Week in a Nutshell #24

Welcome to the twenty-fourth episode of the 'Week in a Nutshell’ series,

It was relatively a slow week in terms of tech news. Google Play Music and Facebook Messenger announcements were the highlights of this week.


  1. Google Launches Free, Ad-Supported Version Of Play Music
  2. Messenger No Longer Requires A Facebook Account

Google Launches Free, Ad-Supported Version Of Play Music

Google Play Music was only available to monthly paid subscribers until the launch of new ad-supported free version. Competitors such as Spotify and Pandora has been offering ad-supported freemium version for awhile now so it was about time for Play Music to match that membership model. Ad-supported free version will drive new user acquisition for Play Music.

I've been using Spotify desktop client for the last 3 years and I really like being able to play the songs I want on-demand even though I'm not a premium (paid) user. However, ad-supported version of Play Music will not provide this feature. Instead, it will let you browse through the curated playlists based on your mood and time of the day. With this approach, ad-supported version of Play Music provides a user experience similar to Pandora. Ads that appear on Play Music will be a part of the Google AdWords Display Network. Thus, advertisers will have the chance to show targeted Play Music ads to music lovers.

I'll personally stick with Spotify desktop client until Play Music allows me to play songs I want on-demand in the ad-supported version.

Messenger No Longer Requires A Facebook Account

Facebook announced that having a Facebook account will not be required to sign up for the Facebook Messenger application. In other words, if you don't want to go through the hassle of creating and managing a Facebook account and deal with the temptation of having a look at the News Feed, you would still be able to chat with your friends over the Messenger app without having a Facebook account.

'Sign up/in with your phone number' is a booming trend especially in emerging and developing markets. It is clear that Facebook is trying to take advantage of that trend to expand their ever increasing 700 million user base even more. However, I'm curious if this new sign up method would lead Facebook Messenger to cannibalize the new user acquisition of WhatsApp.
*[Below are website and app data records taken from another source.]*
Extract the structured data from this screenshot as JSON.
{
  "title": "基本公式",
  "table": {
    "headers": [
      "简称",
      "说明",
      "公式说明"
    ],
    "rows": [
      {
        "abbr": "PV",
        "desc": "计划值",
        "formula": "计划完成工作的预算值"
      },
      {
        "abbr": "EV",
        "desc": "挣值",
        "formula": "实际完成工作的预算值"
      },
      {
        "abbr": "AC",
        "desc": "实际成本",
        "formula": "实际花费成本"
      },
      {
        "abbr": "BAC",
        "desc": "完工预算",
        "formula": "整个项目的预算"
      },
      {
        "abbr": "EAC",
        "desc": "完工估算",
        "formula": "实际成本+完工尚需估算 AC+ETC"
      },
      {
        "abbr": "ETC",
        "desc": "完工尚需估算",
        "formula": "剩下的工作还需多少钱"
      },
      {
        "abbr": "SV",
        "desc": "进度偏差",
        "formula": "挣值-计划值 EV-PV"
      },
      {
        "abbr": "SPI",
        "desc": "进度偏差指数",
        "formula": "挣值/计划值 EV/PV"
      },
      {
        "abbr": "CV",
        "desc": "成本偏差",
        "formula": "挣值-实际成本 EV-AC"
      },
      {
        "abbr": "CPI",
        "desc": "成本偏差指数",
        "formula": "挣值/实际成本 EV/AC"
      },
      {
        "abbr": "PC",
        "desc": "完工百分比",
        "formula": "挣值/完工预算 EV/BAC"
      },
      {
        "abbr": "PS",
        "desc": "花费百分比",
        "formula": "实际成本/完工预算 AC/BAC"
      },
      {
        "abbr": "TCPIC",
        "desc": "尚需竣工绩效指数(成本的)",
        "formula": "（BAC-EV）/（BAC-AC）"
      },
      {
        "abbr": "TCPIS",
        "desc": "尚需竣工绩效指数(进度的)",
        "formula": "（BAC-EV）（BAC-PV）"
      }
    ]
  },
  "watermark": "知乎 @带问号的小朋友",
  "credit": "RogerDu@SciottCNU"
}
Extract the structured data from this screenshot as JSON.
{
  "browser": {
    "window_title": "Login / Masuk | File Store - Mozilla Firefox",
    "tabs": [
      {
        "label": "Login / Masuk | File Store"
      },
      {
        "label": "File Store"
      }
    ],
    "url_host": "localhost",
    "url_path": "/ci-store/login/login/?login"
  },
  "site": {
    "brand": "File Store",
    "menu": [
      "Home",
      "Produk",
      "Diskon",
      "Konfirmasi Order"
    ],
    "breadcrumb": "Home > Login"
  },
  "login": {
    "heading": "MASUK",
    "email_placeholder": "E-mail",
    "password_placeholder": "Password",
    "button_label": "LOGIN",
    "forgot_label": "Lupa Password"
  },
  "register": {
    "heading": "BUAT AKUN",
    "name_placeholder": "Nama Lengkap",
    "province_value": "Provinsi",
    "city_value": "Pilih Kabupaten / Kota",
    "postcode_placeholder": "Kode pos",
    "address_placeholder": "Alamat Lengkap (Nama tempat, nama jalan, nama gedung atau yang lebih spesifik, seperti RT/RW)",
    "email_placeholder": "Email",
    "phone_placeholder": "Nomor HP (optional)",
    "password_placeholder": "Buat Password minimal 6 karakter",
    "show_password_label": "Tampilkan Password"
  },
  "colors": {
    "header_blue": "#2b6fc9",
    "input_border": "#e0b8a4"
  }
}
I consider forcing users to create an account in your platform just to use your messaging app as one of the blockers for new user growth. We are all familiar with the WhatsApp story by now. Allowing users to sign in by just using their phone number enabled WhatsApp to have great success in user growth. However, on the flip side of the coin, another messaging app, Google Hangouts still keeps on asking new users to sign in with their Google accounts or otherwise create a new one. Based on my observations of my own social network, most of my friends do not want to create a new Google account just to use Hangouts. Fair enough.

I think Facebook analyzed the user growth performance of Messenger, WhatsApp and Google Hangouts really well and took great lessons. Facebook made the right decision to open up the Messenger ecosystem to those people who don't have a Facebook account. This will help Messenger to hit the 1 million users mark.

We came to the end of the twenty-fourth episode of ‘Week in a Nutshell’ series. Please comment, share, like and/or recommend this post if you enjoyed it.